A tool that investors often rely on to find the best time to buy and sell gold and stocks at any given point in time is the ‘Dow to gold ratio’.
When you enter the world of investing in gold, it can feel like everyone else has a crystal ball that helps them predict the price of gold and pick the perfect time to buy gold.
Of course, this just a matter of perception, however there is a tool that could help you make a well-informed decision. It is called the Dow to gold ratio.
This tool has been used by investors for a number of years now and has likely helped many of them avoid some of the biggest and most damaging stock market crashes in history, pushing them towards the safe haven that is physical gold.
Let’s take a look at how the Dow to gold ratio works and how it can help us understand when to invest in gold.
What is the Dow to gold ratio?
Simply put, it is a tool that tracks the Dow Jones value in terms of the gold prices.
The Dow Jones (or Dow Jones Industrial Average) is an index that tracks the stock price of the 30 largest U.S. companies, including Apple, McDonald’s, IBM, Coca-Cola, etc…
The stocks of the Dow Jones include all the major sectors of the U.S. economy, excluding the transportation and utility industries.
The Dow to gold ratio gives clear indication on how many ounces of gold you need to buy the Dow Jones at its current price (this will be the amount you see when you search for this ratio in Google).
- When the ratio is high, stocks are expensive, and gold is undervalued.
- When the ratio is low, stocks are undervalued, and gold is expensive.
Essentially, the more the ratio increases, the more it tells us to sell stocks and purchase gold.
And the more it decreases, the more it tells us to sell gold and purchase stocks.
Plenty of well-known investors rely on the Dow to gold ratio, using it as an integral part of their investment strategies. Over the years it has gained its reliable reputation by being used by investors like Bill Bonner, the founder of Agora Financial, and Olav Dirkmaat who is a precious metals analyst.
How do you use the Dow to gold ratio?
Investors in both gold and Dow assets use the ratio to see when it is a good time to buy or sell and to provide them with information on the direction of either market comparative to the other.

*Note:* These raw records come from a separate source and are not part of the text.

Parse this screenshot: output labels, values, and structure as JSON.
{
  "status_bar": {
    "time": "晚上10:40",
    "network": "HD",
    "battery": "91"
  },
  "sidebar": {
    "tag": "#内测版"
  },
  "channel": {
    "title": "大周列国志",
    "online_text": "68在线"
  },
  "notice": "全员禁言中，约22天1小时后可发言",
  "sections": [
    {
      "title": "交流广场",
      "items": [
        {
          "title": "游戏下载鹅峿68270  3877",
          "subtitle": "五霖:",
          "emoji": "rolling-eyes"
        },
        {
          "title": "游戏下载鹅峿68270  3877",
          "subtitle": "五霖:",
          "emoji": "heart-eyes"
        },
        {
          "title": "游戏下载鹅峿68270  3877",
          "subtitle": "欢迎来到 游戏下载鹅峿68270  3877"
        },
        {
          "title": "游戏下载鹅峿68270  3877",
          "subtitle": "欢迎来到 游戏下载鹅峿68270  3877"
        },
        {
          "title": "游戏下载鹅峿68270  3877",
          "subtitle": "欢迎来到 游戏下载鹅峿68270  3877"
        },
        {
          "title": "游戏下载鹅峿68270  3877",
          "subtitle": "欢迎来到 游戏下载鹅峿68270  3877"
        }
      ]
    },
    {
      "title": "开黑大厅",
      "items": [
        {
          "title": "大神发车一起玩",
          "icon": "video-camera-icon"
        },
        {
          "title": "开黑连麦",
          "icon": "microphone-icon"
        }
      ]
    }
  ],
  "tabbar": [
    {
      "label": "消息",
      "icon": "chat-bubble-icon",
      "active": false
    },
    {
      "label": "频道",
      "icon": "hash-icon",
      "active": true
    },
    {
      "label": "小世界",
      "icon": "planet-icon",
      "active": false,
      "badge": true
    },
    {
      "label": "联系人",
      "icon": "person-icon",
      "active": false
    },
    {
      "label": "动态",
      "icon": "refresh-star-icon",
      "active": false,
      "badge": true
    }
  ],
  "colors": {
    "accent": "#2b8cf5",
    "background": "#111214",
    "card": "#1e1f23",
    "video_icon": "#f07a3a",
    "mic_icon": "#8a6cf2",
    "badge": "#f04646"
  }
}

This ratio has been used by investors for over 100 years and is viewed as a useful guiding strategy for investment rather than a strict rule.
Showing how the ratio is used in practice can help new investors understand how to benefit from this tool in the best way.

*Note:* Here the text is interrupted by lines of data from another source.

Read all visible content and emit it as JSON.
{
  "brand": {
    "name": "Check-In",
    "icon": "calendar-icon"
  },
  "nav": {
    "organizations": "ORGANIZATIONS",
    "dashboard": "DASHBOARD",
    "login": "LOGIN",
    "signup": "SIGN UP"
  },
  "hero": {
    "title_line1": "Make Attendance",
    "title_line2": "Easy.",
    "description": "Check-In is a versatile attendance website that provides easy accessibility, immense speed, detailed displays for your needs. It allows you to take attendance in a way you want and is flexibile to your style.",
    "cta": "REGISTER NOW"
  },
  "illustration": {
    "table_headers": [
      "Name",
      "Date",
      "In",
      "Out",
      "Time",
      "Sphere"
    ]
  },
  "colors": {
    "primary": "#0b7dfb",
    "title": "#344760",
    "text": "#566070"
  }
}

Let us look at what Bill Bonner does with it, a widely quoted investor when it comes to the ratio.
- Bonner focuses on two numbers, 5 and 15, as his reference points:
- When the ratio goes above 15, he will sell stocks and buy gold.
- When the ratio goes below 5, he will sell gold and buy stocks.
- In simple terms:
- If the ratio goes above 15: it takes 15 ounces of gold to buy the Dow. Gold is considered undervalued (cheap) compared to the Dow Jones Index.
- If the ratio falls below 5: this means that it takes just 5 ounces of gold to buy the Dow. Stocks are undervalued compared to gold.
It is also useful to look at how it has worked through history.
How has the Dow to gold ratio worked in history?
The Dow to gold ratio has experienced decades-long trends only diverted when faced by drastic macroeconomic changes.
The historical Dow jones to gold ratio chart below perfectly reflects these trends:
Following the strategy, the red dots indicate the periods when gold should be bought and when you should sell stocks, while the green dots indicate when you should sell gold and buy stocks.
The chart shows the Dow to Gold Ratio from 1900 – 2020, allowing us to see that from July 1996 to December 2020, the Dow to gold ratio went above 15, confirming that gold was undervalued compared to stocks. This offered a perfect entry point for those who wanted to buy.
- If you had bought gold and sold stocks during this specific time, it would have had two major benefits:
- Avoiding the blast from the 2000 dot-com crisis and the stock market crash of 2008.
- Getting into gold just before its huge run that lasted from 1999 to 2011. In this period, the gold price went up 425% in 12 years.
The other time the Dow to gold ratio reached above 15 was in 1929 – which was the year of the infamous Wall Street Crash. To this day this remains the worst stock market crisis in US history.
Typically speaking stock market crashes happen quickly, and the effects are usually severe and long-lasting. Particularly impacting investors and their wealth.
Therefore, it makes sense, as to why people use these investment tools, like the Dow to gold ratio – as it aids in preparing for market movements, avoid potential financial losses and generally guides decisions on when the right time is to buy gold.
Where is the Dow to gold ratio today?
Basically, the ratio is going up!
According to the ratio, it seems that there might be a reason to begin investing in gold, if you haven’t already.
The chart shows that in November 2021, the Dow to gold ratio went above 15, climbing to 19.42 at one point.
This is close to what was seen in 1929, making gold highly undervalued, going off of Bonner’s take on the Dow to gold ratio.
Are you planning to follow the ratio and ditch some of your stocks and get yourself some physical gold?
Image Copyright: bashta